Their home on the western edge of Hillsborough County cost about what they paid in Denver five years ago, and La Rochelle kept her job. “I haven’t really looked at what jobs pay here,” she said. One thing she misses: public transportation in the form of light rail and frequently running buses.
Getting out of Florida
Adam Kuhn, 41, Asheville, N.C. (via St. Petersburg)
After 16 years in St. Petersburg, Kuhn and his wife headed to the mountains in late 2020 in what he called a recent “mass exodus” of his family to Asheville. That included a sister who had spent 20 years in St. Pete and his parents in Pinellas Park. They visited the area often after some Florida friends moved first. They decided to make the move while their two children were doing school remotely, thinking it would be less of a “social impact” on them.

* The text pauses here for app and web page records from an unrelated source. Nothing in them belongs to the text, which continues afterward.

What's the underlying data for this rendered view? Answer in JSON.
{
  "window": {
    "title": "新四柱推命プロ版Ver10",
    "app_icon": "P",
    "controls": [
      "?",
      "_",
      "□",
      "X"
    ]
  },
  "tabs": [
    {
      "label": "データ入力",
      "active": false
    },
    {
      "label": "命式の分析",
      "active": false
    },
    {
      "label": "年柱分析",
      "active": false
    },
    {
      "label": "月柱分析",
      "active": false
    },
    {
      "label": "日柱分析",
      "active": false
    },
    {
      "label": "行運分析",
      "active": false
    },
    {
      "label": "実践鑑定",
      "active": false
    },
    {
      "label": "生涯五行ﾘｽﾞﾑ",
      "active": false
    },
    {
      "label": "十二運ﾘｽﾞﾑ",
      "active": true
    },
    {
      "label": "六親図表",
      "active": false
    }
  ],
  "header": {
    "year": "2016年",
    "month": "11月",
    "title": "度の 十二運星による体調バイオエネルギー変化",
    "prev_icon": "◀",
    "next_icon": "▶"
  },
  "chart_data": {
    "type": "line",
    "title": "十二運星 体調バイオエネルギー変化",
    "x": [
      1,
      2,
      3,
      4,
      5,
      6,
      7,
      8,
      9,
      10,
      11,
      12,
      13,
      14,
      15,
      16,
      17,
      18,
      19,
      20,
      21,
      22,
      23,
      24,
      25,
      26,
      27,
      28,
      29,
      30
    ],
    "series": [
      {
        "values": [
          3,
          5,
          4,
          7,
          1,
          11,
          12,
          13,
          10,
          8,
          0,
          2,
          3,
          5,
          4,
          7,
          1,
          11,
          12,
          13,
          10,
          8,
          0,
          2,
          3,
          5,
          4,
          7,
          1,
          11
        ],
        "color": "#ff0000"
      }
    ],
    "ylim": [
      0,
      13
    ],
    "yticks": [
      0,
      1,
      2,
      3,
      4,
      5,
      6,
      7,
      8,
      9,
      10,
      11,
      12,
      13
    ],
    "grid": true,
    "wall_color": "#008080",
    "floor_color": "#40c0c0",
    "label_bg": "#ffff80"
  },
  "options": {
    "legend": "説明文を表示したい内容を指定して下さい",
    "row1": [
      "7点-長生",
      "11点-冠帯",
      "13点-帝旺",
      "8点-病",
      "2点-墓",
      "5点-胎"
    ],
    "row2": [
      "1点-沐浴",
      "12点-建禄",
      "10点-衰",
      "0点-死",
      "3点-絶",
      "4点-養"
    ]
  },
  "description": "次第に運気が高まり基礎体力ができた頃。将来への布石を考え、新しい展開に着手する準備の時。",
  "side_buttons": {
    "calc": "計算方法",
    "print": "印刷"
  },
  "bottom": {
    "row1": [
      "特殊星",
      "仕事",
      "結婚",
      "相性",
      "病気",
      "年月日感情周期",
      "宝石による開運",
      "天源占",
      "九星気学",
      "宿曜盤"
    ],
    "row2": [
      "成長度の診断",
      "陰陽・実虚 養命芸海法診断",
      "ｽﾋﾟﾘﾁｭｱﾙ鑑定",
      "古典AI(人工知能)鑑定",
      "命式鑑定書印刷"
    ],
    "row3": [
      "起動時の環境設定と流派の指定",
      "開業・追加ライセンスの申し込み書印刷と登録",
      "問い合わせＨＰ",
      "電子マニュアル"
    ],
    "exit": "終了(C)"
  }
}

Kuhn, a web engineer for a Silicon Valley startup, said the other big factors included the desire to experience a new climate and environment and a desire to get away from Florida’s “shifting political landscape.” He said he appreciates living in a politically diverse state, as it gives him an opportunity to teach his children to accept other viewpoints and coexist with people they disagree with. He felt that was no longer the case in Florida. “I think there’s a lot of hay made about Florida being a purple state,” he said, “but my feeling was that it was deeply red when we left.”
The family chose to keep their home in St. Petersburg and rent it out, while also buying in Asheville. The somewhat higher cost of living was a bit of a shock, Kuhn said, but so far they’re happy with the move. Kuhn does worry about some of the same changes that he saw in St. Petersburg happening there. “I was a big fan of the 600 block, the Local 662, Fubar,” he said referring to St. Petersburg’s shuttered live music venues. “The same gentrification that happened there could happen here.”
Harrison Aquino, 29, Buffalo via Pensacola
Aquino, an accountant, and his wife, a law student, decided it was time to look outside of Florida after having their first son.
“The poor school systems in Florida were, for us, a huge thing,” he said. “If you track the schools in New York, even in Buffalo, they’re ranked near the top every year.” Another big factor, which may come as a surprise, is the weather. “Yes, it’s freezing, but we don’t have hurricanes or really any natural disasters here. ... We had a hurricane, with a newborn baby, and lost power for like a week.”
After getting priced out of their preferred neighborhoods in West Palm Beach, Tampa Bay and Pensacola, Aquino started considering Buffalo, where he had lived for a while in high school.
“Even in the best neighborhoods (in Buffalo), you can afford a house almost anywhere if you’re a married couple with a decent middle-class income,” he said. “I was making like $65,000 when we moved here and was able to buy a two-unit house for $250,000.” The second unit now has tenants and generates rental income. Aquino also found a new, higher-paying job, in software consulting.
“I like Florida,” Aquino said, “but it just didn’t make sense to stay. Maybe someday we’ll be back as snowbirds.”